We are asking that the city allocate federal funds reserved for the recovery from the storm to help Knickerbocker make vital repairs and to prepare for the future. As a building complex located within the city’s 100-year flood plain, it continues to be vulnerable.  Knickerbocker Village is in dire need of funding and, as a low- and moderate-income building regulated by the Division of Housing and Community Renewal, it lacks the resources to pay for many of the repairs on its own. Further, it has been unable to recover much of the costs incurred by the storm from its insurance providers.  We appreciate that the city has been working with us in our efforts to secure this funding and that representatives from Housing Recovery Operations, the Special Initiative for Rebuilding and Resiliency, along with the Department of Housing Preservation and the Housing Development Corporation have met or spoken with us to discuss Knickerbocker’s needs.

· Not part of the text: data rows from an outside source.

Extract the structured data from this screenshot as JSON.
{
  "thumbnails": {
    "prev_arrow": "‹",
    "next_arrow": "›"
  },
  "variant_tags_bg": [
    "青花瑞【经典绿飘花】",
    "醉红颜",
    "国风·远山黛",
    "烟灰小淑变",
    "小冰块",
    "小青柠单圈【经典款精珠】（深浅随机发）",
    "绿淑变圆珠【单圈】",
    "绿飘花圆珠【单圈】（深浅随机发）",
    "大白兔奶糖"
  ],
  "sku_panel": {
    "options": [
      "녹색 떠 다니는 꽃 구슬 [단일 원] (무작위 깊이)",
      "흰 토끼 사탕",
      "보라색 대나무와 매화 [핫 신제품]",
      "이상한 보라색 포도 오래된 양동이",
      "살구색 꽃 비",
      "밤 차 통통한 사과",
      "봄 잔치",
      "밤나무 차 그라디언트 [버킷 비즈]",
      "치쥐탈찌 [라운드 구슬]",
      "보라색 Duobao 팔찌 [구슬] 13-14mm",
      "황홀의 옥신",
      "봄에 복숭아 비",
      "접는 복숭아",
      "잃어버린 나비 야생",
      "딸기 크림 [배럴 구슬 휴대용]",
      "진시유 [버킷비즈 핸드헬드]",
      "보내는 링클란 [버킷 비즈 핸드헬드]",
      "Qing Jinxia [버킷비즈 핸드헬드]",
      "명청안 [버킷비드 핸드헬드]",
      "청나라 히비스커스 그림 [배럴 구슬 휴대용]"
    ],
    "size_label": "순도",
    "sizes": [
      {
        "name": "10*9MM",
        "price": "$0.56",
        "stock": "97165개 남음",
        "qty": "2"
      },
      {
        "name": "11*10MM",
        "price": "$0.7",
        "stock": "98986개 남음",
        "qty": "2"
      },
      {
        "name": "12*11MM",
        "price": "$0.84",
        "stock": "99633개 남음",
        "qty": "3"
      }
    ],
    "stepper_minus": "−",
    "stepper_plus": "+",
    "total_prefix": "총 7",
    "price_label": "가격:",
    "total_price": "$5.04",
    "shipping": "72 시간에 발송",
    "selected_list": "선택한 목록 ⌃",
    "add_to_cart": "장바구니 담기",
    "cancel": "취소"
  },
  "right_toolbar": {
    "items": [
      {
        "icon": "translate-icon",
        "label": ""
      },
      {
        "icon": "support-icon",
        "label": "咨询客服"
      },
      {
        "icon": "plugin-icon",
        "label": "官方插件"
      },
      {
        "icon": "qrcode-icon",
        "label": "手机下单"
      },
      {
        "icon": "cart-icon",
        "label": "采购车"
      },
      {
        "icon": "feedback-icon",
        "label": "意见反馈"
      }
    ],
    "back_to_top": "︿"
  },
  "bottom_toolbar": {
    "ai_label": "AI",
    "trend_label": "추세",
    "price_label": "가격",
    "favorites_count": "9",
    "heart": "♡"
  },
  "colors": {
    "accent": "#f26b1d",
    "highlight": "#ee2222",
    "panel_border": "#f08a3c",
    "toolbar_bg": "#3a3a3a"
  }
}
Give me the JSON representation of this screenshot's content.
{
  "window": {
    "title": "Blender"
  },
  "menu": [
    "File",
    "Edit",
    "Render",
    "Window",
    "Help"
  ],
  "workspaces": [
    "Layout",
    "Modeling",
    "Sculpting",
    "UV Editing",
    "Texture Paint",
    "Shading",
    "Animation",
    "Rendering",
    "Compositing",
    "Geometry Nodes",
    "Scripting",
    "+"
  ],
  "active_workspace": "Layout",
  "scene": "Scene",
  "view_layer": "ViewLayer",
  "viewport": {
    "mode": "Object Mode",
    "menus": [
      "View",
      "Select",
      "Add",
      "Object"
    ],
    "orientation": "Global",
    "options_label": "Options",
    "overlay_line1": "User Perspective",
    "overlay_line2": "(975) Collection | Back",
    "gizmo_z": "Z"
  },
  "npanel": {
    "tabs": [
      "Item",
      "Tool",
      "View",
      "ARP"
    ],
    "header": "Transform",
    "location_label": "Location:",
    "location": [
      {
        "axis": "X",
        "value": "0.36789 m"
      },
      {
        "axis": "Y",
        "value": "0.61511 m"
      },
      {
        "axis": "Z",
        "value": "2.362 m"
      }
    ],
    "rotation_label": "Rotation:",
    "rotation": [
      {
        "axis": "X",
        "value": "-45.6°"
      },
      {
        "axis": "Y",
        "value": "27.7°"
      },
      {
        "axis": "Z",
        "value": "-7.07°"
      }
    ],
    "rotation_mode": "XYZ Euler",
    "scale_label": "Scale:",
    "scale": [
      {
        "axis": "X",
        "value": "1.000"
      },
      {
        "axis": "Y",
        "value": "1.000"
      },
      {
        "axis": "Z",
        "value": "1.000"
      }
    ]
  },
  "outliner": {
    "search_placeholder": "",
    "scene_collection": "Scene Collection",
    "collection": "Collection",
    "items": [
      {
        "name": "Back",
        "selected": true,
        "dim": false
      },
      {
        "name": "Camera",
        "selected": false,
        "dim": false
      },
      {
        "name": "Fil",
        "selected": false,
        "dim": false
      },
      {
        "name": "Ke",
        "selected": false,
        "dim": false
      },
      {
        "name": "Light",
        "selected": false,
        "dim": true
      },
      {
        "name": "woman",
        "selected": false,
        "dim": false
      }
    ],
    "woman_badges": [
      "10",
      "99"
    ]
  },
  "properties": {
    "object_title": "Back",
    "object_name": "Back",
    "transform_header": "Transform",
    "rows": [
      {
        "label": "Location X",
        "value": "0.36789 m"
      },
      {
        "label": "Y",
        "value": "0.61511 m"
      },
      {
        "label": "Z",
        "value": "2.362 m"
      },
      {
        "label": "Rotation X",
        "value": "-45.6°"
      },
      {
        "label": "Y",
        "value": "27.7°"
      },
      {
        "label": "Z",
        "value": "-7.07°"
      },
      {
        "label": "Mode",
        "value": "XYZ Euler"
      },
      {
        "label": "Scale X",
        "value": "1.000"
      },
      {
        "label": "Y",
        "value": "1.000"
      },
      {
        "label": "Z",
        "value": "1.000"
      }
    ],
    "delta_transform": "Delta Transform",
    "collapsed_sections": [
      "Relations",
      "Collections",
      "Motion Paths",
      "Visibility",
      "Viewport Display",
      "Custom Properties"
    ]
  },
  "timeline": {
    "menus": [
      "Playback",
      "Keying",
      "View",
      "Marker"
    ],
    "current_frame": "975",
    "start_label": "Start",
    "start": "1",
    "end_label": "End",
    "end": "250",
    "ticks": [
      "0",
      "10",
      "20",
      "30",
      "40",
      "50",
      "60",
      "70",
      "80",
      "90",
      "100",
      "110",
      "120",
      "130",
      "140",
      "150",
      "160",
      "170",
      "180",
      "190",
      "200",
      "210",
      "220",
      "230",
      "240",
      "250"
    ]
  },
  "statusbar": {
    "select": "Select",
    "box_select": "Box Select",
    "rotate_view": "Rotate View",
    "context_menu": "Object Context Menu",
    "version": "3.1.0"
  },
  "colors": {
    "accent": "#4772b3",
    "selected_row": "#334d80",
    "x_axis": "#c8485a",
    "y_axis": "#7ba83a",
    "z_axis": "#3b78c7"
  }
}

As it has now been 10 months since the storm hit, we feel it is past time to make available this urgently needed funding.

We’ll be following up today with local officials as well as Knickerbocker Village management.